To many of you, this acronym has no meaning. But to some of us, it is a large form of entertainment. MMORPG stands for Massive Multiplayer Online Role-Playing Game. Basically a bunch of people from all over the world start up a game on their computers or game consoles and log into a whole new world. Some games are mild — something along the lines of the Sims or SecondLife — and some are fantasy-based, like World of Warcraft.
I’ve never personally played any of the Sims games, but have recently ventured into playing World of Warcraft, and I’ve played a little bit in SecondLife. The virtual worlds created by such games is amazing. Especially in SecondLife, where the company that controls the game is ever expanding the world to meet the supply and demand needs of the users in game.
People are actually making a nice living playing, finding items, creating and selling virtual things or ideas in these worlds made up of 1s and 0s.
What’s that? Did I just type what you thought I just typed? People making a real-life living in a non-existant virtual world? You betcha! Go to eBay and do a search for “WoW gold,” and see what you come up with. The currency exchange rate for in-game gold is higher than that of the Hong Kong Dollar or the Russian Rouble.
The draw to these games is the fact that you can interact with other characters from all over the world. Some people use these virtual worlds for socializing and even for business. Instead of taking a prospect out for a drink at the local watering hole, they can be invited to anywhere in the world (virtual, that is). It’s becoming more and more commonplace for these worlds to be a place for colleagues to mingle and corroborate on projects, as in some of the worlds there is text chat and, in some cases, live voice chat. No need to conference call, just log into your game and set a meeting time and place and you’re there from the comfort of your couch or your comfy home office chair.
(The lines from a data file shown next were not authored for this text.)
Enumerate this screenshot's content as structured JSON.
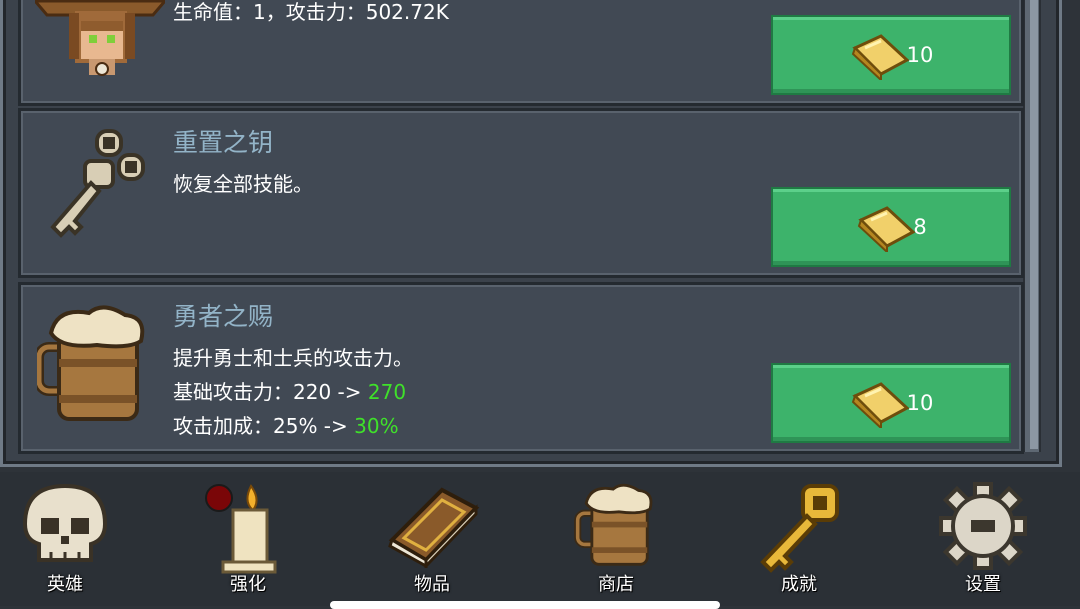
{
  "items": [
    {
      "title": "",
      "lines": [
        {
          "text": "生命值：1，攻击力：502.72K"
        }
      ],
      "price": "10",
      "icon": "witch-portrait-icon"
    },
    {
      "title": "重置之钥",
      "lines": [
        {
          "text": "恢复全部技能。"
        }
      ],
      "price": "8",
      "icon": "reset-key-icon"
    },
    {
      "title": "勇者之赐",
      "lines": [
        {
          "text": "提升勇士和士兵的攻击力。"
        },
        {
          "text": "基础攻击力：220 -> ",
          "highlight": "270"
        },
        {
          "text": "攻击加成：25% -> ",
          "highlight": "30%"
        }
      ],
      "price": "10",
      "icon": "beer-mug-icon"
    }
  ],
  "nav": [
    {
      "label": "英雄",
      "icon": "skull-icon"
    },
    {
      "label": "强化",
      "icon": "candle-icon"
    },
    {
      "label": "物品",
      "icon": "book-icon"
    },
    {
      "label": "商店",
      "icon": "beer-mug-icon"
    },
    {
      "label": "成就",
      "icon": "golden-key-icon"
    },
    {
      "label": "设置",
      "icon": "gear-icon"
    }
  ],
  "colors": {
    "button": "#3db36b",
    "title": "#93b4c8",
    "highlight": "#3fe12a",
    "gold": "#e8c25a"
  }
}
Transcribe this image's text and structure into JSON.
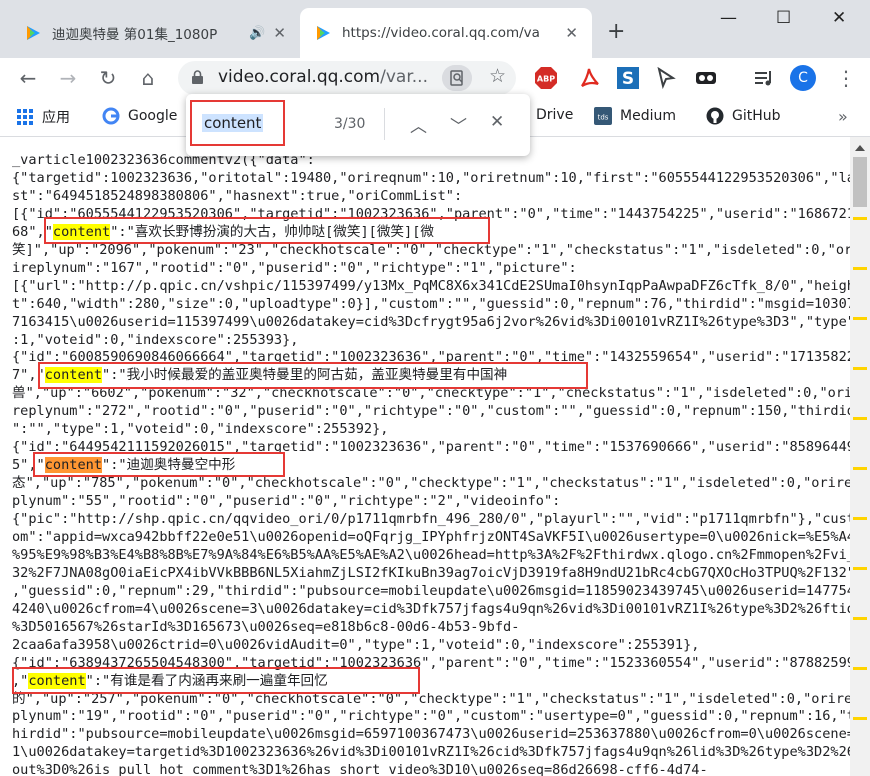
{
  "tabs": [
    {
      "title": "迪迦奥特曼 第01集_1080P",
      "audio_icon": "speaker-icon",
      "close": "✕"
    },
    {
      "title": "https://video.coral.qq.com/va",
      "close": "✕"
    }
  ],
  "window_controls": {
    "minimize": "—",
    "maximize": "☐",
    "close": "✕"
  },
  "new_tab": "+",
  "toolbar": {
    "back": "←",
    "forward": "→",
    "reload": "↻",
    "home": "⌂",
    "url_host": "video.coral.qq.com",
    "url_rest": "/var...",
    "star": "☆",
    "menu": "⋮",
    "profile_initial": "C"
  },
  "extensions": [
    "ABP",
    "pdf",
    "S",
    "pointer",
    "glasses",
    "playlist"
  ],
  "bookmarks": [
    {
      "label": "应用",
      "icon": "apps-grid-icon"
    },
    {
      "label": "Google",
      "icon": "google-icon"
    },
    {
      "label": "Drive",
      "icon": "drive-icon"
    },
    {
      "label": "Medium",
      "icon": "tds-icon"
    },
    {
      "label": "GitHub",
      "icon": "github-icon"
    }
  ],
  "bookmarks_overflow": "»",
  "find": {
    "query": "content",
    "count": "3/30",
    "prev": "︿",
    "next": "﹀",
    "close": "✕"
  },
  "json_lines": [
    [
      "_varticle1002323636commentv2({\"data\":"
    ],
    [
      "{\"targetid\":1002323636,\"oritotal\":19480,\"orireqnum\":10,\"oriretnum\":10,\"first\":\"6055544122953520306\",\"la"
    ],
    [
      "st\":\"6494518524898380806\",\"hasnext\":true,\"oriCommList\":"
    ],
    [
      "[{\"id\":\"6055544122953520306\",\"targetid\":\"1002323636\",\"parent\":\"0\",\"time\":\"1443754225\",\"userid\":\"1686721"
    ],
    [
      "68\",\"",
      "content",
      "\":\"喜欢长野博扮演的大古，帅帅哒[微笑][微笑][微"
    ],
    [
      "笑]\",\"up\":\"2096\",\"pokenum\":\"23\",\"checkhotscale\":\"0\",\"checktype\":\"1\",\"checkstatus\":\"1\",\"isdeleted\":0,\"or"
    ],
    [
      "ireplynum\":\"167\",\"rootid\":\"0\",\"puserid\":\"0\",\"richtype\":\"1\",\"picture\":"
    ],
    [
      "[{\"url\":\"http://p.qpic.cn/vshpic/115397499/y13Mx_PqMC8X6x341CdE2SUmaI0hsynIqpPaAwpaDFZ6cTfk_8/0\",\"heigh"
    ],
    [
      "t\":640,\"width\":280,\"size\":0,\"uploadtype\":0}],\"custom\":\"\",\"guessid\":0,\"repnum\":76,\"thirdid\":\"msgid=10307"
    ],
    [
      "7163415\\u0026userid=115397499\\u0026datakey=cid%3Dcfrygt95a6j2vor%26vid%3Di00101vRZ1I%26type%3D3\",\"type\""
    ],
    [
      ":1,\"voteid\":0,\"indexscore\":255393},"
    ],
    [
      "{\"id\":\"6008590690846066664\",\"targetid\":\"1002323636\",\"parent\":\"0\",\"time\":\"1432559654\",\"userid\":\"17135822"
    ],
    [
      "7\",\"",
      "content",
      "\":\"我小时候最爱的盖亚奥特曼里的阿古茹，盖亚奥特曼里有中国神"
    ],
    [
      "兽\",\"up\":\"6602\",\"pokenum\":\"32\",\"checkhotscale\":\"0\",\"checktype\":\"1\",\"checkstatus\":\"1\",\"isdeleted\":0,\"ori"
    ],
    [
      "replynum\":\"272\",\"rootid\":\"0\",\"puserid\":\"0\",\"richtype\":\"0\",\"custom\":\"\",\"guessid\":0,\"repnum\":150,\"thirdid"
    ],
    [
      "\":\"\",\"type\":1,\"voteid\":0,\"indexscore\":255392},"
    ],
    [
      "{\"id\":\"6449542111592026015\",\"targetid\":\"1002323636\",\"parent\":\"0\",\"time\":\"1537690666\",\"userid\":\"85896449"
    ],
    [
      "5\",\"",
      "content",
      "\":\"迪迦奥特曼空中形"
    ],
    [
      "态\",\"up\":\"785\",\"pokenum\":\"0\",\"checkhotscale\":\"0\",\"checktype\":\"1\",\"checkstatus\":\"1\",\"isdeleted\":0,\"orire"
    ],
    [
      "plynum\":\"55\",\"rootid\":\"0\",\"puserid\":\"0\",\"richtype\":\"2\",\"videoinfo\":"
    ],
    [
      "{\"pic\":\"http://shp.qpic.cn/qqvideo_ori/0/p1711qmrbfn_496_280/0\",\"playurl\":\"\",\"vid\":\"p1711qmrbfn\"},\"cust"
    ],
    [
      "om\":\"appid=wxca942bbff22e0e51\\u0026openid=oQFqrjg_IPYphfrjzONT4SaVKF5I\\u0026usertype=0\\u0026nick=%E5%A4"
    ],
    [
      "%95%E9%98%B3%E4%B8%8B%E7%9A%84%E6%B5%AA%E5%AE%A2\\u0026head=http%3A%2F%2Fthirdwx.qlogo.cn%2Fmmopen%2Fvi_"
    ],
    [
      "32%2F7JNA08gO0iaEicPX4ibVVkBBB6NL5XiahmZjLSI2fKIkuBn39ag7oicVjD3919fa8H9ndU21bRc4cbG7QXOcHo3TPUQ%2F132\""
    ],
    [
      ",\"guessid\":0,\"repnum\":29,\"thirdid\":\"pubsource=mobileupdate\\u0026msgid=11859023439745\\u0026userid=147754"
    ],
    [
      "4240\\u0026cfrom=4\\u0026scene=3\\u0026datakey=cid%3Dfk757jfags4u9qn%26vid%3Di00101vRZ1I%26type%3D2%26ftid"
    ],
    [
      "%3D5016567%26starId%3D165673\\u0026seq=e818b6c8-00d6-4b53-9bfd-"
    ],
    [
      "2caa6afa3958\\u0026ctrid=0\\u0026vidAudit=0\",\"type\":1,\"voteid\":0,\"indexscore\":255391},"
    ],
    [
      "{\"id\":\"6389437265504548300\",\"targetid\":\"1002323636\",\"parent\":\"0\",\"time\":\"1523360554\",\"userid\":\"87882599"
    ],
    [
      ",\"",
      "content",
      "\":\"有谁是看了内涵再来刷一遍童年回忆"
    ],
    [
      "的\",\"up\":\"257\",\"pokenum\":\"0\",\"checkhotscale\":\"0\",\"checktype\":\"1\",\"checkstatus\":\"1\",\"isdeleted\":0,\"orire"
    ],
    [
      "plynum\":\"19\",\"rootid\":\"0\",\"puserid\":\"0\",\"richtype\":\"0\",\"custom\":\"usertype=0\",\"guessid\":0,\"repnum\":16,\"t"
    ],
    [
      "hirdid\":\"pubsource=mobileupdate\\u0026msgid=6597100367473\\u0026userid=253637880\\u0026cfrom=0\\u0026scene="
    ],
    [
      "1\\u0026datakey=targetid%3D1002323636%26vid%3Di00101vRZ1I%26cid%3Dfk757jfags4u9qn%26lid%3D%26type%3D2%26"
    ],
    [
      "out%3D0%26is_pull_hot_comment%3D1%26has_short_video%3D10\\u0026seq=86d26698-cff6-4d74-"
    ]
  ],
  "current_match_line": 17
}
I predict worlds like this will become a part of our future, whether it’s for gaming or just living. Can you imagine a game, that while playing, you decide you’re hungy, so you walk into a virtual pizza joint, order a pizza and 45 minutes later, one arrives at your door, just as you finish the quest to save the damsel in distress. Or what if you needed a new mouse because that last pack of monsters really wore your current one out? Walk into a virtual store and walk over to the computer accessories aisle and pick one up, who needs Amazon.com anymore? These virtual worlds are where the future will be.